Step by step instructions
Prepping the Thermoplastic
1. If using, print out the templates. You can draw the shapes freehand.
2. Cut out the shapes, and trace onto the thermoplastic.
3. With Scissors or Craft Knife, cut the shapes out, don’t worry about being perfect, you’ll be manipulating the shapes later. Save the scraps.
4. Layout your designs for each half of the crown. It will be joined in the back later, save a few leaves for that. It’s helpful to take a photo for reference.
Shaping the Leaves
1. Starting with the first two leaves, use the heat gun to warm the plastic. It should shift to a darker shade and ‘slump’. When you notice these changes, it is ready to manipulate. Be mindful of not overheating the plastic, it’ll be too hot to handle with bare hands, and may stick to your working surface.
- Turn the Heat Gun off.
- Press gently to stick the two pieces together. If you need, apply more heat for flexibility (watch where your hands are, don’t get burned!).
- Re-heat those pieces if needed, to add shape dimension to the leaves.
2. Continue in this manner, adding leaves and dimension until the first half is finished. Set it aside and make the second half.
Joining the crown
1. With the leaves saved earlier, join the crown by heating the largest one, and the ends of either side.

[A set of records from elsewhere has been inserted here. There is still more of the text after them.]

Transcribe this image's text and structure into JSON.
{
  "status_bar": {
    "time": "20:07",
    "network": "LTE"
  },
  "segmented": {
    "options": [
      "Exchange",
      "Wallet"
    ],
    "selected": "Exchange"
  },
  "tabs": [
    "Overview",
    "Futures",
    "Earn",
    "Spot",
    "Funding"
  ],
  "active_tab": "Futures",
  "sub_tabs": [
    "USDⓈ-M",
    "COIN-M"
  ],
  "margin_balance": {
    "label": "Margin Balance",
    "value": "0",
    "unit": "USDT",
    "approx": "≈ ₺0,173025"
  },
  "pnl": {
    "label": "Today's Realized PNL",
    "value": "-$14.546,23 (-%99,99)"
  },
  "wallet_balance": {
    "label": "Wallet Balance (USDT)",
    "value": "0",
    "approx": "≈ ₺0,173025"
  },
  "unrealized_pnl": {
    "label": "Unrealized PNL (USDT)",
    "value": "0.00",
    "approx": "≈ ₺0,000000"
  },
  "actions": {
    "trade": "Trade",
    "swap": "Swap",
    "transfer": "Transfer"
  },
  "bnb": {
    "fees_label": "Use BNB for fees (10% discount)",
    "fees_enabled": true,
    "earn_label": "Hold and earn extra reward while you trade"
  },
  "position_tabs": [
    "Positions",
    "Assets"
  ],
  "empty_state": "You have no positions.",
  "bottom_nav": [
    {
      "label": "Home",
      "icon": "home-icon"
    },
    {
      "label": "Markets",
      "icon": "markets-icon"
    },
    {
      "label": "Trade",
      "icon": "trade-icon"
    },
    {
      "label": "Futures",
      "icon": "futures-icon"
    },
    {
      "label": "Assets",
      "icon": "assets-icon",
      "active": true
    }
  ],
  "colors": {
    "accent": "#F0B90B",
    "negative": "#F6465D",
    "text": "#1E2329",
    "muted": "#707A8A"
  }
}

2. Stick them together, and drape over the jar or bowl to help preserve the shape of the crown. Add the last leaf and let the plastic cool completely.
3. Once cool, check the crown for fit and make any adjustments needed by gently re-warming the leaves
1. Cut a length of thin wire, and two small strips of the thermoplastic.
2. Bend the wire around the top of your head and make two small angles to mark where the wire will connect to the crown.
3. Put the crown on your head and mark the inside with a pencil where you want the wire to be attached.
4. Heat the plastic strips and adhere to the inside of the crown.
Painting the Crown
1. Thermoplastic can be painted on directly, but for best results prime the surface with either gesso or wood glue (used here).
2. Paint thin layers of watered-down glue onto the thermoplastic, letting it dry between coats. Depending on how smooth you want the final layer, it may take 2-5 coats. If you notice air bubbles as you paint the glue on, clean your brush and smooth the glue.
3. With color of choice, paint the cuff. High flow acrylic paint is recommended (it doesn’t show brush marks as easily as thicker paint). For a smooth finish, use the MAKERX Air Brush.
4. It may take a few coats of paint to get the finish you want. Spray a clear coat finish to add extra protection.